Task to complete: Collect every line below that contains the word "shockwave".

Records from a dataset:
++++

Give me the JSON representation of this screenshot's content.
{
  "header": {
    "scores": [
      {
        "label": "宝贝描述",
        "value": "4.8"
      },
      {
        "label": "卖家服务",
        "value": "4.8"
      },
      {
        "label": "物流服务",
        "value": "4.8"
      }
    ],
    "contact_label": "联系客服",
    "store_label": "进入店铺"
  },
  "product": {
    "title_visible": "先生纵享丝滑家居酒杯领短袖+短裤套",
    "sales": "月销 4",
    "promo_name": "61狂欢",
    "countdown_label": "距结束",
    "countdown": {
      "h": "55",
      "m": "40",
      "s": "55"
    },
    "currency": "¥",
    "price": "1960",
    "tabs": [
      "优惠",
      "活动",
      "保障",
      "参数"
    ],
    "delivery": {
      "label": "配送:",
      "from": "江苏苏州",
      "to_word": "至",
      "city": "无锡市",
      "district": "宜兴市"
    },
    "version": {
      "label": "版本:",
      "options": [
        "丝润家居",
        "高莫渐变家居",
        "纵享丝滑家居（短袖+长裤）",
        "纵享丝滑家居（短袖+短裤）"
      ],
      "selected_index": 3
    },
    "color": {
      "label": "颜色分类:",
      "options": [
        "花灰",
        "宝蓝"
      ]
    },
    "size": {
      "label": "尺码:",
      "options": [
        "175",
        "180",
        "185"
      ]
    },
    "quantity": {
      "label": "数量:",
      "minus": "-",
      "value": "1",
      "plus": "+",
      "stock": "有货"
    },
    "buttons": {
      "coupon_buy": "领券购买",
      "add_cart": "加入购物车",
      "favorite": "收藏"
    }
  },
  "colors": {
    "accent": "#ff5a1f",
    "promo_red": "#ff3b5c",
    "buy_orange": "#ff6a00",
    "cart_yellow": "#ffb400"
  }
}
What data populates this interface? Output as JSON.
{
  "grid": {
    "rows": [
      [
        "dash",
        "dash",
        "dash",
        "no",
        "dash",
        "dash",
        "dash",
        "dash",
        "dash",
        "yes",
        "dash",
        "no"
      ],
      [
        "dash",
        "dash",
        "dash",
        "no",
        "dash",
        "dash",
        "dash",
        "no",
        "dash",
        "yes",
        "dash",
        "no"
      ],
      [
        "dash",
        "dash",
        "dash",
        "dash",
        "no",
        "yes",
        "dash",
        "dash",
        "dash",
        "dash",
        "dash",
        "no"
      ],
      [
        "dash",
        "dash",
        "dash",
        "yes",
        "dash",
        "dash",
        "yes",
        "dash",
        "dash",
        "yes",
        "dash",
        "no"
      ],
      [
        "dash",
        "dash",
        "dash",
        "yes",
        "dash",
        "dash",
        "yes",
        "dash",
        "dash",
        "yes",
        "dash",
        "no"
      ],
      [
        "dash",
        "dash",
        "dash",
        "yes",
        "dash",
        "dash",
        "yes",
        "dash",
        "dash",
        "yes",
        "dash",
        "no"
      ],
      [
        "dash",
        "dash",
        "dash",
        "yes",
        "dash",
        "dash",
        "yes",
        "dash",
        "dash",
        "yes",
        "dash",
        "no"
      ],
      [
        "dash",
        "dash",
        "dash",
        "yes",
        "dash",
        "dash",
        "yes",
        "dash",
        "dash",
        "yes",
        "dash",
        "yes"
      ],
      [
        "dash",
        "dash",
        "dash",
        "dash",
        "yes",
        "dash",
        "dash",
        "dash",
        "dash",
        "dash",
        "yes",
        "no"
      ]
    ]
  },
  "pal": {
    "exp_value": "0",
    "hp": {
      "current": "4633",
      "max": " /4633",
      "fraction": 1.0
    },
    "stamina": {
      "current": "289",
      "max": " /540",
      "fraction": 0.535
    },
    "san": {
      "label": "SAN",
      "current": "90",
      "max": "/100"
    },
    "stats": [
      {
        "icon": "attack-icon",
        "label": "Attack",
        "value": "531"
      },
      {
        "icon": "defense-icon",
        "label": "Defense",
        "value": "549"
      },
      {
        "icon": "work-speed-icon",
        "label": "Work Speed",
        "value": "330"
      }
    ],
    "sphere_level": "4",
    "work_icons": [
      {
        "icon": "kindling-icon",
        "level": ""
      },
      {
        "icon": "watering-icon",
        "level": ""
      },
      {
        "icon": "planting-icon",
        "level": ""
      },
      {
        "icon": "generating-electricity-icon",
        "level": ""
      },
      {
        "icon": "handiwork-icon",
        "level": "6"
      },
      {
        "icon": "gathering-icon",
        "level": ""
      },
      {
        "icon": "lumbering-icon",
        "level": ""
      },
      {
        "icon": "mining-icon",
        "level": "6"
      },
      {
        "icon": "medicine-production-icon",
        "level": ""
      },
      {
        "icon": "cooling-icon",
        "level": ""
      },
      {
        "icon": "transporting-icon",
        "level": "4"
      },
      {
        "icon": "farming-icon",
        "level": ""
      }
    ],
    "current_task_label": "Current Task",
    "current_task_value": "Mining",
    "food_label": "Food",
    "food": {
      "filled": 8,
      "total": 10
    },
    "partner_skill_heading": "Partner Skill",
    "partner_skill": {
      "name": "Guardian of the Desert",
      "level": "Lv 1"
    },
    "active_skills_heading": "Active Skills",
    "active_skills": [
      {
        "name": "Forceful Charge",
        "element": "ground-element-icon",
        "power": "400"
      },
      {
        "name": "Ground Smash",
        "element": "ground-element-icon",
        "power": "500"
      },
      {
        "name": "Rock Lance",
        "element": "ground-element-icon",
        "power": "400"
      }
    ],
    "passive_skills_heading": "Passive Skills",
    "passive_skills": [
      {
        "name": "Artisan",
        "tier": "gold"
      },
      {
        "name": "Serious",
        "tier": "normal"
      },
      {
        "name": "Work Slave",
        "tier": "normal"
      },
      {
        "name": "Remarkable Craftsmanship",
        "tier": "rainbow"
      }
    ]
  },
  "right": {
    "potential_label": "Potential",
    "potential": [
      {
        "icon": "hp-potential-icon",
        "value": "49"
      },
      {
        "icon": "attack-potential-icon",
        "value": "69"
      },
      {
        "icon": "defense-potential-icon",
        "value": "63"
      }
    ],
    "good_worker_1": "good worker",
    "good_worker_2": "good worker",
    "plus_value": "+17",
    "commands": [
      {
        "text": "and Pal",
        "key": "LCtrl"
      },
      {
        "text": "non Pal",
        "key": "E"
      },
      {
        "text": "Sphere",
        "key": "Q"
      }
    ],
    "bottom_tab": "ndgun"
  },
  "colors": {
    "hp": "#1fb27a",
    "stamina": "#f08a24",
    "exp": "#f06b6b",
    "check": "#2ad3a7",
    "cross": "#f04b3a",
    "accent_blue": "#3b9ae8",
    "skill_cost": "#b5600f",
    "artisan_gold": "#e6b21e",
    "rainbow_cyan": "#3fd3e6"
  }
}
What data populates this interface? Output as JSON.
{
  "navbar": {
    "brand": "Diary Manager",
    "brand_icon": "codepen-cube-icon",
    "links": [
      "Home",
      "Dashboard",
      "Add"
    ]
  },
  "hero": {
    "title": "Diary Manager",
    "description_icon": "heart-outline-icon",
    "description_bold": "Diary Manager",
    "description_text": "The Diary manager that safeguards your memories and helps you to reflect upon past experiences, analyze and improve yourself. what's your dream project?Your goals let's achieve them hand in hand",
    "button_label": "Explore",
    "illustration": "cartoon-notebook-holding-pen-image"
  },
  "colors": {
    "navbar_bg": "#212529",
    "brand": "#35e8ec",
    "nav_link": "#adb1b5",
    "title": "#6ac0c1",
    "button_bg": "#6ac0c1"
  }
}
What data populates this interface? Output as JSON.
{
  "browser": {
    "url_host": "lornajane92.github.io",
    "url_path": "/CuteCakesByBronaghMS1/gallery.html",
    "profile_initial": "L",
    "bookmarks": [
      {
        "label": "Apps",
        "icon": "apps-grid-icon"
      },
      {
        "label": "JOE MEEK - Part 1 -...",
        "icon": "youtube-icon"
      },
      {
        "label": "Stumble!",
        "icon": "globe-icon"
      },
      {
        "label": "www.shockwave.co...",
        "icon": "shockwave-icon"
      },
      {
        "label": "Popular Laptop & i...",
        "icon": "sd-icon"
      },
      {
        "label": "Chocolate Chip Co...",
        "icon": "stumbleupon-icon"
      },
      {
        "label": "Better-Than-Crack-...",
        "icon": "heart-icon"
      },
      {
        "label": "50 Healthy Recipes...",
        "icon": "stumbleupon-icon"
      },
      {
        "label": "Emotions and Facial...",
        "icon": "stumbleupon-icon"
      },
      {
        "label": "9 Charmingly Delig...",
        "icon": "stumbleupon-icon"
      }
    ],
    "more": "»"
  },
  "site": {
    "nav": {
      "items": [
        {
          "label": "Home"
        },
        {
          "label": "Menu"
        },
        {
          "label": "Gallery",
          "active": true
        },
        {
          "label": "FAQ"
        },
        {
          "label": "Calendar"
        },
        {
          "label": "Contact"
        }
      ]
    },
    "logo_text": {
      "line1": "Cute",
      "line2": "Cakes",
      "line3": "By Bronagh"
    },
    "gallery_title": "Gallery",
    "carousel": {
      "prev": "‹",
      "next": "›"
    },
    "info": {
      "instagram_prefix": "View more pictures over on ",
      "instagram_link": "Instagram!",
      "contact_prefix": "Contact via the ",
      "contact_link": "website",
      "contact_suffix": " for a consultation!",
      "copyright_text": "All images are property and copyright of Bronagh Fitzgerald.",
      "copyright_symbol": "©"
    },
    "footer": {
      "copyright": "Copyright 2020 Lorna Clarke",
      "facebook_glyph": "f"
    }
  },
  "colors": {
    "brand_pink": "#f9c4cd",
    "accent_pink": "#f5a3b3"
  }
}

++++

Solution for this problem:
        "label": "www.shockwave.co...",
        "icon": "shockwave-icon"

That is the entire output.